-- Supplied data follows --
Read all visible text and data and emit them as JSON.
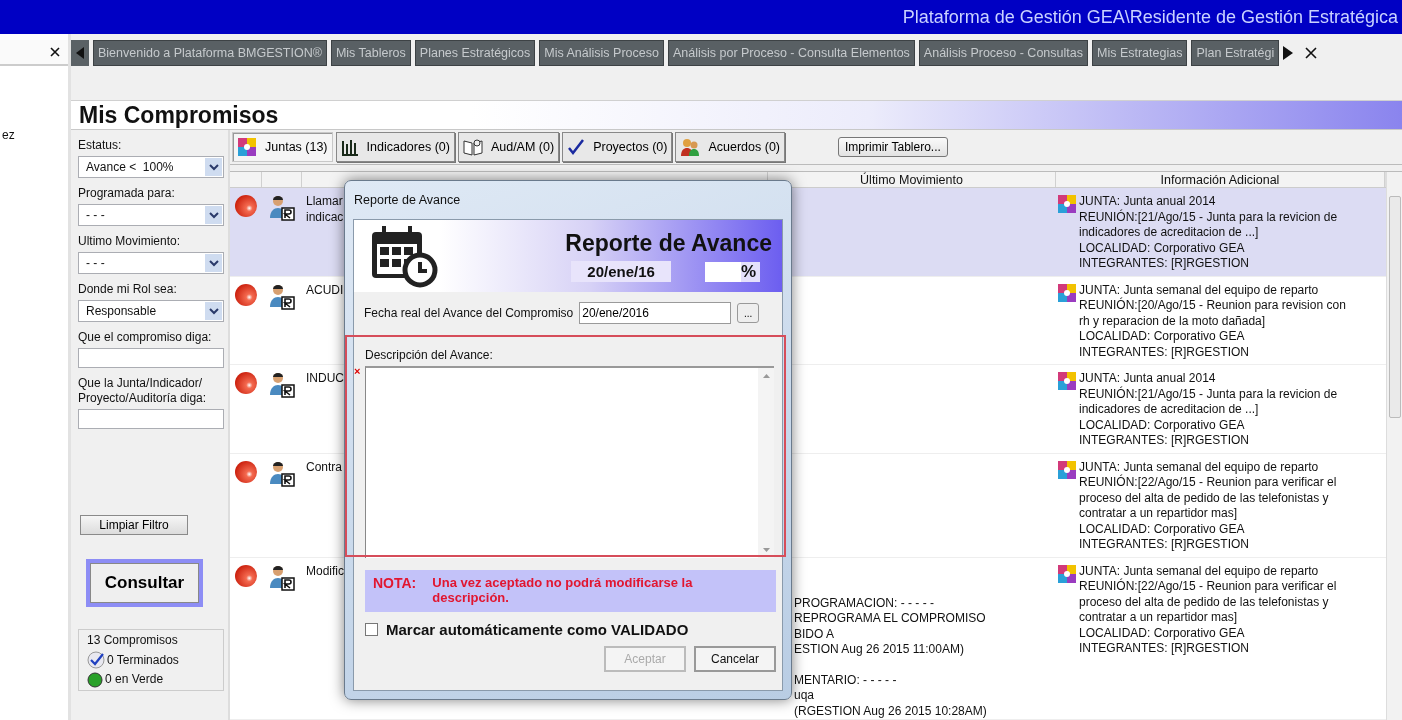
{
  "window": {
    "title": "Plataforma de Gestión GEA\\Residente de Gestión Estratégica"
  },
  "side_strip": {
    "text": "ez"
  },
  "doc_tabs": [
    {
      "label": "Bienvenido a Plataforma BMGESTION®",
      "selected": false
    },
    {
      "label": "Mis Tableros",
      "selected": false
    },
    {
      "label": "Planes Estratégicos",
      "selected": false
    },
    {
      "label": "Mis Análisis Proceso",
      "selected": false
    },
    {
      "label": "Análisis por Proceso - Consulta Elementos",
      "selected": false
    },
    {
      "label": "Análisis Proceso - Consultas",
      "selected": false
    },
    {
      "label": "Mis Estrategias",
      "selected": false
    },
    {
      "label": "Plan Estratégi",
      "selected": false
    }
  ],
  "page": {
    "title": "Mis Compromisos"
  },
  "filters": [
    {
      "kind": "select",
      "label": "Estatus:",
      "value": "Avance <  100%"
    },
    {
      "kind": "select",
      "label": "Programada para:",
      "value": "- - -"
    },
    {
      "kind": "select",
      "label": "Ultimo Movimiento:",
      "value": "- - -"
    },
    {
      "kind": "select",
      "label": "Donde mi Rol sea:",
      "value": "Responsable"
    },
    {
      "kind": "text",
      "label": "Que el compromiso diga:"
    },
    {
      "kind": "text",
      "label": "Que la Junta/Indicador/ Proyecto/Auditoría diga:"
    }
  ],
  "clear_button": "Limpiar Filtro",
  "query_button": "Consultar",
  "summary": {
    "title": "13 Compromisos",
    "items": [
      {
        "kind": "done",
        "label": "0 Terminados"
      },
      {
        "kind": "green",
        "label": "0 en Verde"
      }
    ]
  },
  "toolbar_tabs": [
    {
      "kind": "juntas",
      "label": "Juntas (13)",
      "selected": true
    },
    {
      "kind": "indicadores",
      "label": "Indicadores (0)",
      "selected": false
    },
    {
      "kind": "aud",
      "label": "Aud/AM (0)",
      "selected": false
    },
    {
      "kind": "proyectos",
      "label": "Proyectos (0)",
      "selected": false
    },
    {
      "kind": "acuerdos",
      "label": "Acuerdos (0)",
      "selected": false
    }
  ],
  "print_button": "Imprimir Tablero...",
  "table": {
    "columns": [
      "Último Movimiento",
      "Información Adicional"
    ],
    "rows": [
      {
        "selected": true,
        "description": "Llamar indicac",
        "info": [
          "JUNTA: Junta anual 2014",
          "REUNIÓN:[21/Ago/15 - Junta para la revicion de",
          "indicadores de acreditacion de ...]",
          "LOCALIDAD: Corporativo GEA",
          "INTEGRANTES: [R]RGESTION"
        ]
      },
      {
        "selected": false,
        "description": "ACUDI",
        "info": [
          "JUNTA: Junta semanal del equipo de reparto",
          "REUNIÓN:[20/Ago/15 - Reunion para revision con",
          "rh y reparacion de la moto dañada]",
          "LOCALIDAD: Corporativo GEA",
          "INTEGRANTES: [R]RGESTION"
        ]
      },
      {
        "selected": false,
        "description": "INDUC",
        "info": [
          "JUNTA: Junta anual 2014",
          "REUNIÓN:[21/Ago/15 - Junta para la revicion de",
          "indicadores de acreditacion de ...]",
          "LOCALIDAD: Corporativo GEA",
          "INTEGRANTES: [R]RGESTION"
        ]
      },
      {
        "selected": false,
        "description": "Contra",
        "info": [
          "JUNTA: Junta semanal del equipo de reparto",
          "REUNIÓN:[22/Ago/15 - Reunion para verificar el",
          "proceso del alta de pedido de las telefonistas y",
          "contratar a un repartidor mas]",
          "LOCALIDAD: Corporativo GEA",
          "INTEGRANTES: [R]RGESTION"
        ]
      },
      {
        "selected": false,
        "description": "Modific",
        "movement": [
          [
            "PROGRAMACION: - - - - -",
            "REPROGRAMA EL COMPROMISO",
            "BIDO A",
            "ESTION Aug 26 2015 11:00AM)"
          ],
          [
            "MENTARIO: - - - - -",
            "uqa",
            "(RGESTION Aug 26 2015 10:28AM)"
          ]
        ],
        "info": [
          "JUNTA: Junta semanal del equipo de reparto",
          "REUNIÓN:[22/Ago/15 - Reunion para verificar el",
          "proceso del alta de pedido de las telefonistas y",
          "contratar a un repartidor mas]",
          "LOCALIDAD: Corporativo GEA",
          "INTEGRANTES: [R]RGESTION"
        ]
      }
    ]
  },
  "dialog": {
    "title": "Reporte de Avance",
    "heading": "Reporte de Avance",
    "date": "20/ene/16",
    "percent_unit": "%",
    "date_label": "Fecha real del Avance del Compromiso",
    "date_value": "20/ene/2016",
    "date_button": "...",
    "description_label": "Descripción del Avance:",
    "required_mark": "×",
    "note_label": "NOTA:",
    "note_text": "Una vez aceptado no podrá modificarse la descripción.",
    "validate": {
      "label": "Marcar automáticamente como VALIDADO",
      "checked": false
    },
    "buttons": [
      {
        "label": "Aceptar",
        "disabled": true
      },
      {
        "label": "Cancelar",
        "disabled": false
      }
    ]
  }
}
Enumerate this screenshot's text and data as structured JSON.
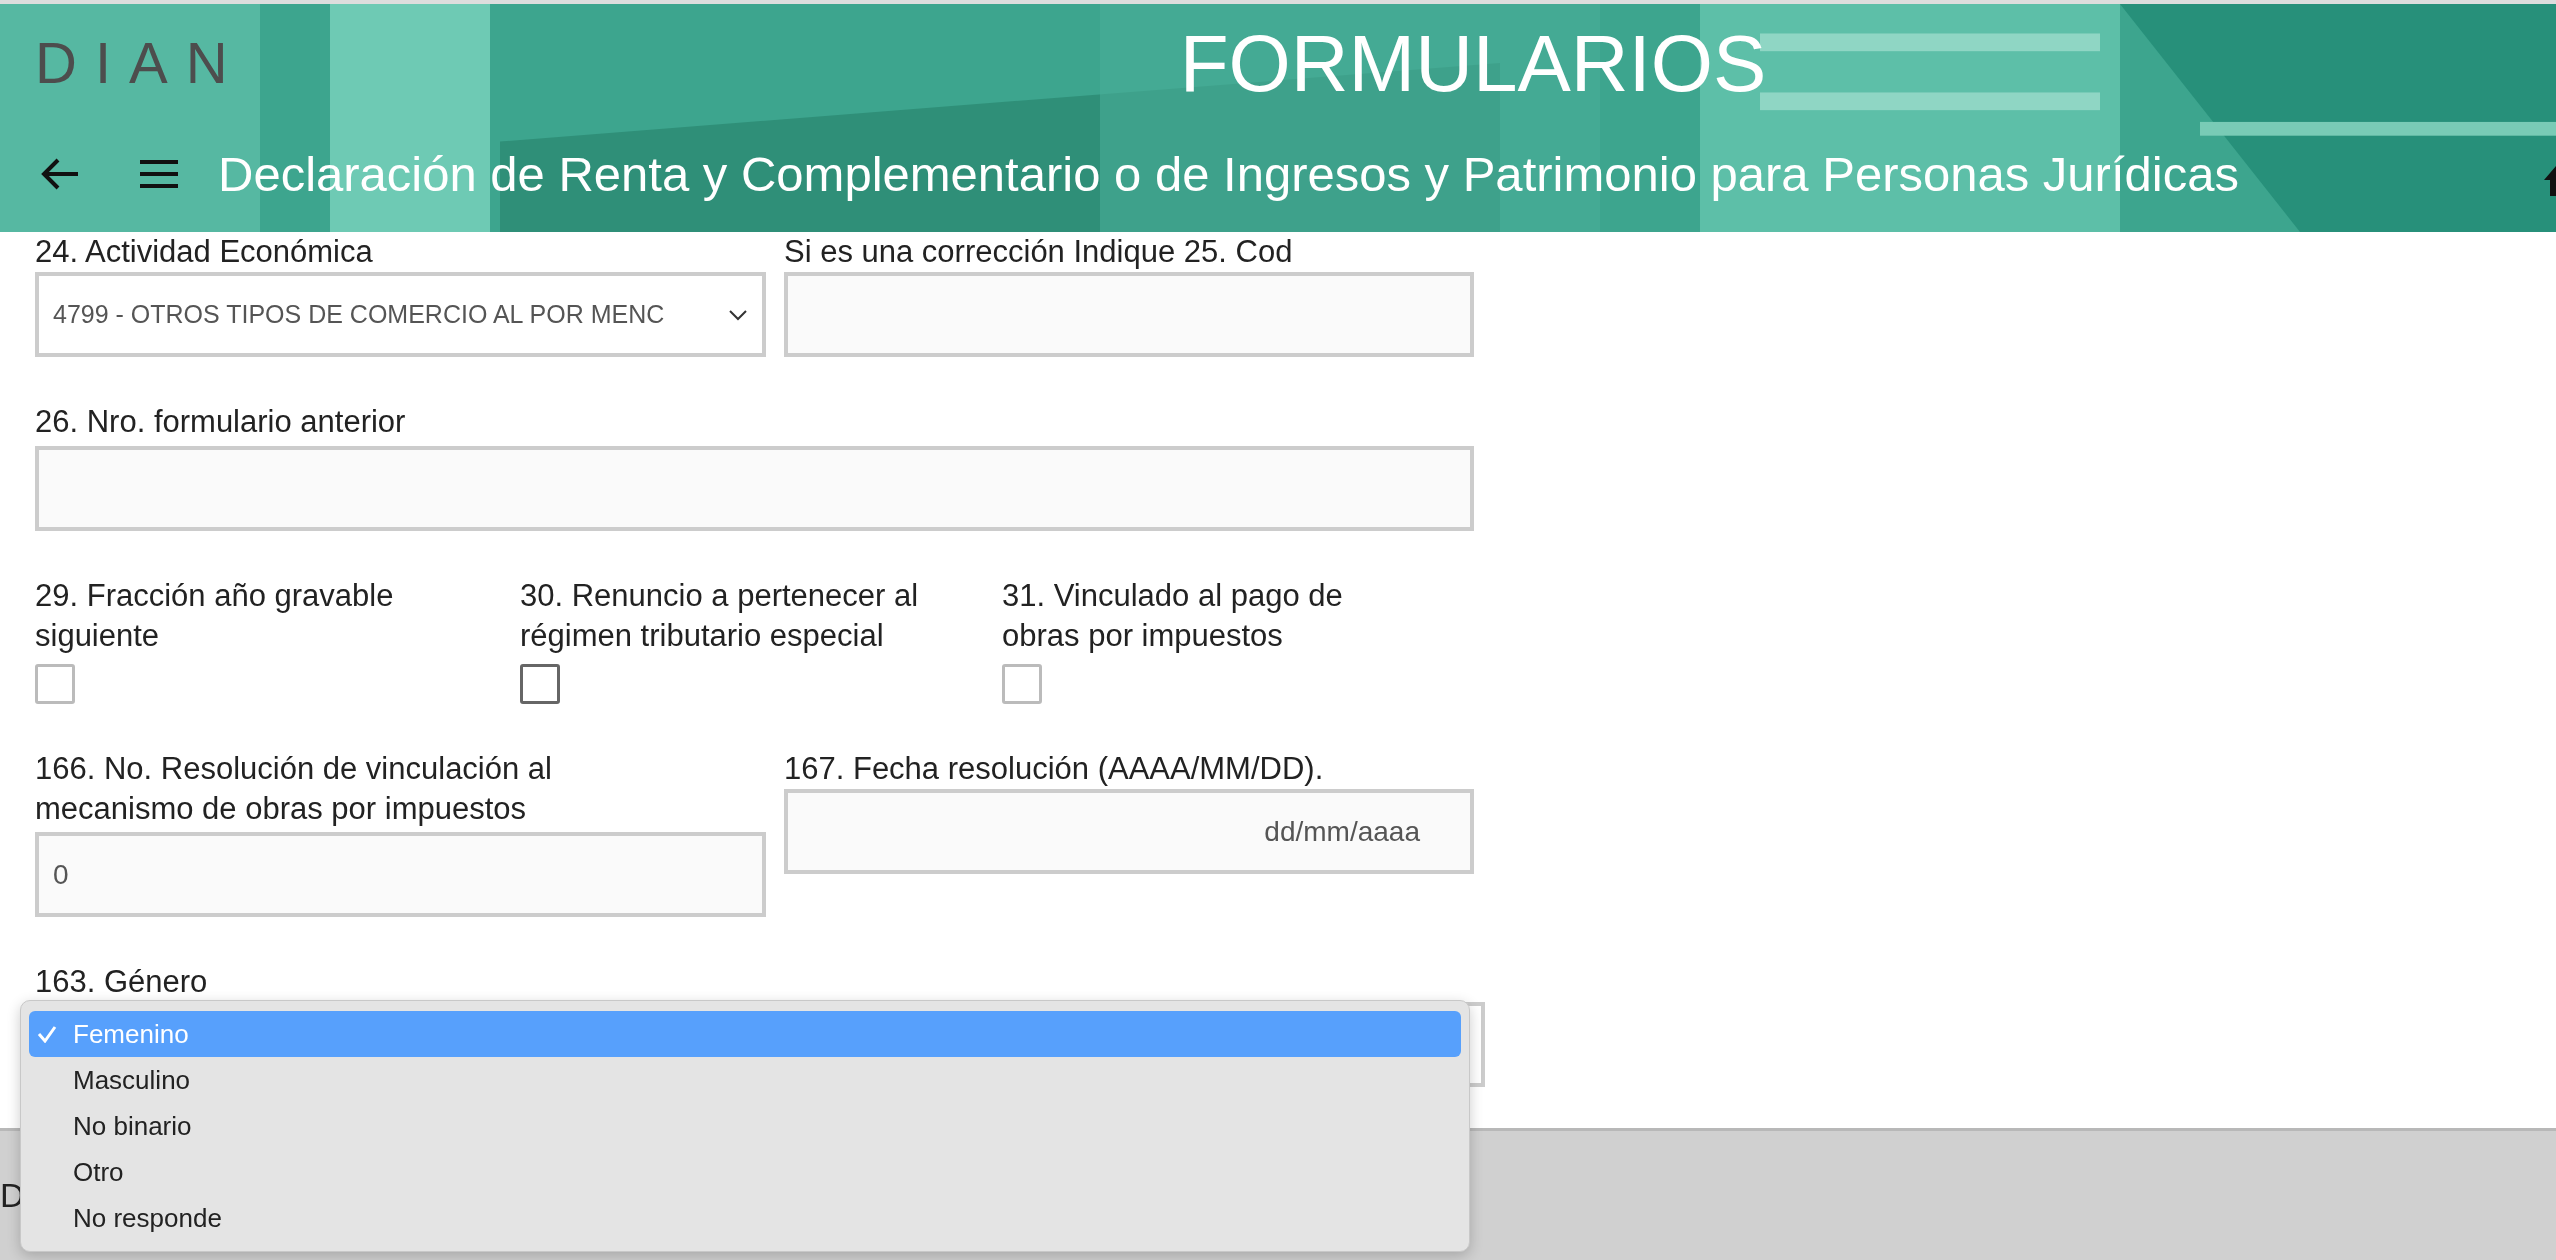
{
  "header": {
    "logo": "DIAN",
    "title": "FORMULARIOS",
    "subtitle": "Declaración de Renta y Complementario o de Ingresos y Patrimonio para Personas Jurídicas"
  },
  "fields": {
    "activity": {
      "label": "24. Actividad Económica",
      "value": "4799 - OTROS TIPOS DE COMERCIO AL POR MENC"
    },
    "correction": {
      "label": "Si es una corrección Indique 25. Cod"
    },
    "previous": {
      "label": "26. Nro. formulario anterior"
    },
    "checkboxes": [
      {
        "kind": "plain",
        "label": "29. Fracción año gravable siguiente",
        "checked": false
      },
      {
        "kind": "focused",
        "label": "30. Renuncio a pertenecer al régimen tributario especial",
        "checked": false
      },
      {
        "kind": "plain",
        "label": "31. Vinculado al pago de obras por impuestos",
        "checked": false
      }
    ],
    "resolution": {
      "label": "166. No. Resolución de vinculación al mecanismo de obras por impuestos",
      "value": "0"
    },
    "date": {
      "label": "167. Fecha resolución (AAAA/MM/DD).",
      "placeholder": "dd/mm/aaaa"
    },
    "gender": {
      "label": "163. Género",
      "options": [
        {
          "label": "Femenino",
          "selected": true
        },
        {
          "label": "Masculino",
          "selected": false
        },
        {
          "label": "No binario",
          "selected": false
        },
        {
          "label": "Otro",
          "selected": false
        },
        {
          "label": "No responde",
          "selected": false
        }
      ]
    }
  },
  "footer": {
    "text": "D"
  }
}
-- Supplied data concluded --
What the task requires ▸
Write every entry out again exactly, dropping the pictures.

Task result ▸
Read all visible text and data and emit them as JSON.
{
  "window": {
    "title": "Plataforma de Gestión GEA\\Residente de Gestión Estratégica"
  },
  "side_strip": {
    "text": "ez"
  },
  "doc_tabs": [
    {
      "label": "Bienvenido a Plataforma BMGESTION®",
      "selected": false
    },
    {
      "label": "Mis Tableros",
      "selected": false
    },
    {
      "label": "Planes Estratégicos",
      "selected": false
    },
    {
      "label": "Mis Análisis Proceso",
      "selected": false
    },
    {
      "label": "Análisis por Proceso - Consulta Elementos",
      "selected": false
    },
    {
      "label": "Análisis Proceso - Consultas",
      "selected": false
    },
    {
      "label": "Mis Estrategias",
      "selected": false
    },
    {
      "label": "Plan Estratégi",
      "selected": false
    }
  ],
  "page": {
    "title": "Mis Compromisos"
  },
  "filters": [
    {
      "kind": "select",
      "label": "Estatus:",
      "value": "Avance <  100%"
    },
    {
      "kind": "select",
      "label": "Programada para:",
      "value": "- - -"
    },
    {
      "kind": "select",
      "label": "Ultimo Movimiento:",
      "value": "- - -"
    },
    {
      "kind": "select",
      "label": "Donde mi Rol sea:",
      "value": "Responsable"
    },
    {
      "kind": "text",
      "label": "Que el compromiso diga:"
    },
    {
      "kind": "text",
      "label": "Que la Junta/Indicador/ Proyecto/Auditoría diga:"
    }
  ],
  "clear_button": "Limpiar Filtro",
  "query_button": "Consultar",
  "summary": {
    "title": "13 Compromisos",
    "items": [
      {
        "kind": "done",
        "label": "0 Terminados"
      },
      {
        "kind": "green",
        "label": "0 en Verde"
      }
    ]
  },
  "toolbar_tabs": [
    {
      "kind": "juntas",
      "label": "Juntas (13)",
      "selected": true
    },
    {
      "kind": "indicadores",
      "label": "Indicadores (0)",
      "selected": false
    },
    {
      "kind": "aud",
      "label": "Aud/AM (0)",
      "selected": false
    },
    {
      "kind": "proyectos",
      "label": "Proyectos (0)",
      "selected": false
    },
    {
      "kind": "acuerdos",
      "label": "Acuerdos (0)",
      "selected": false
    }
  ],
  "print_button": "Imprimir Tablero...",
  "table": {
    "columns": [
      "Último Movimiento",
      "Información Adicional"
    ],
    "rows": [
      {
        "selected": true,
        "description": "Llamar indicac",
        "info": [
          "JUNTA: Junta anual 2014",
          "REUNIÓN:[21/Ago/15 - Junta para la revicion de",
          "indicadores de acreditacion de ...]",
          "LOCALIDAD: Corporativo GEA",
          "INTEGRANTES: [R]RGESTION"
        ]
      },
      {
        "selected": false,
        "description": "ACUDI",
        "info": [
          "JUNTA: Junta semanal del equipo de reparto",
          "REUNIÓN:[20/Ago/15 - Reunion para revision con",
          "rh y reparacion de la moto dañada]",
          "LOCALIDAD: Corporativo GEA",
          "INTEGRANTES: [R]RGESTION"
        ]
      },
      {
        "selected": false,
        "description": "INDUC",
        "info": [
          "JUNTA: Junta anual 2014",
          "REUNIÓN:[21/Ago/15 - Junta para la revicion de",
          "indicadores de acreditacion de ...]",
          "LOCALIDAD: Corporativo GEA",
          "INTEGRANTES: [R]RGESTION"
        ]
      },
      {
        "selected": false,
        "description": "Contra",
        "info": [
          "JUNTA: Junta semanal del equipo de reparto",
          "REUNIÓN:[22/Ago/15 - Reunion para verificar el",
          "proceso del alta de pedido de las telefonistas y",
          "contratar a un repartidor mas]",
          "LOCALIDAD: Corporativo GEA",
          "INTEGRANTES: [R]RGESTION"
        ]
      },
      {
        "selected": false,
        "description": "Modific",
        "movement": [
          [
            "PROGRAMACION: - - - - -",
            "REPROGRAMA EL COMPROMISO",
            "BIDO A",
            "ESTION Aug 26 2015 11:00AM)"
          ],
          [
            "MENTARIO: - - - - -",
            "uqa",
            "(RGESTION Aug 26 2015 10:28AM)"
          ]
        ],
        "info": [
          "JUNTA: Junta semanal del equipo de reparto",
          "REUNIÓN:[22/Ago/15 - Reunion para verificar el",
          "proceso del alta de pedido de las telefonistas y",
          "contratar a un repartidor mas]",
          "LOCALIDAD: Corporativo GEA",
          "INTEGRANTES: [R]RGESTION"
        ]
      }
    ]
  },
  "dialog": {
    "title": "Reporte de Avance",
    "heading": "Reporte de Avance",
    "date": "20/ene/16",
    "percent_unit": "%",
    "date_label": "Fecha real del Avance del Compromiso",
    "date_value": "20/ene/2016",
    "date_button": "...",
    "description_label": "Descripción del Avance:",
    "required_mark": "×",
    "note_label": "NOTA:",
    "note_text": "Una vez aceptado no podrá modificarse la descripción.",
    "validate": {
      "label": "Marcar automáticamente como VALIDADO",
      "checked": false
    },
    "buttons": [
      {
        "label": "Aceptar",
        "disabled": true
      },
      {
        "label": "Cancelar",
        "disabled": false
      }
    ]
  }
}
Enumerate this screenshot's text and data as structured JSON.
{
  "header": {
    "logo": "DIAN",
    "title": "FORMULARIOS",
    "subtitle": "Declaración de Renta y Complementario o de Ingresos y Patrimonio para Personas Jurídicas"
  },
  "fields": {
    "activity": {
      "label": "24. Actividad Económica",
      "value": "4799 - OTROS TIPOS DE COMERCIO AL POR MENC"
    },
    "correction": {
      "label": "Si es una corrección Indique 25. Cod"
    },
    "previous": {
      "label": "26. Nro. formulario anterior"
    },
    "checkboxes": [
      {
        "kind": "plain",
        "label": "29. Fracción año gravable siguiente",
        "checked": false
      },
      {
        "kind": "focused",
        "label": "30. Renuncio a pertenecer al régimen tributario especial",
        "checked": false
      },
      {
        "kind": "plain",
        "label": "31. Vinculado al pago de obras por impuestos",
        "checked": false
      }
    ],
    "resolution": {
      "label": "166. No. Resolución de vinculación al mecanismo de obras por impuestos",
      "value": "0"
    },
    "date": {
      "label": "167. Fecha resolución (AAAA/MM/DD).",
      "placeholder": "dd/mm/aaaa"
    },
    "gender": {
      "label": "163. Género",
      "options": [
        {
          "label": "Femenino",
          "selected": true
        },
        {
          "label": "Masculino",
          "selected": false
        },
        {
          "label": "No binario",
          "selected": false
        },
        {
          "label": "Otro",
          "selected": false
        },
        {
          "label": "No responde",
          "selected": false
        }
      ]
    }
  },
  "footer": {
    "text": "D"
  }
}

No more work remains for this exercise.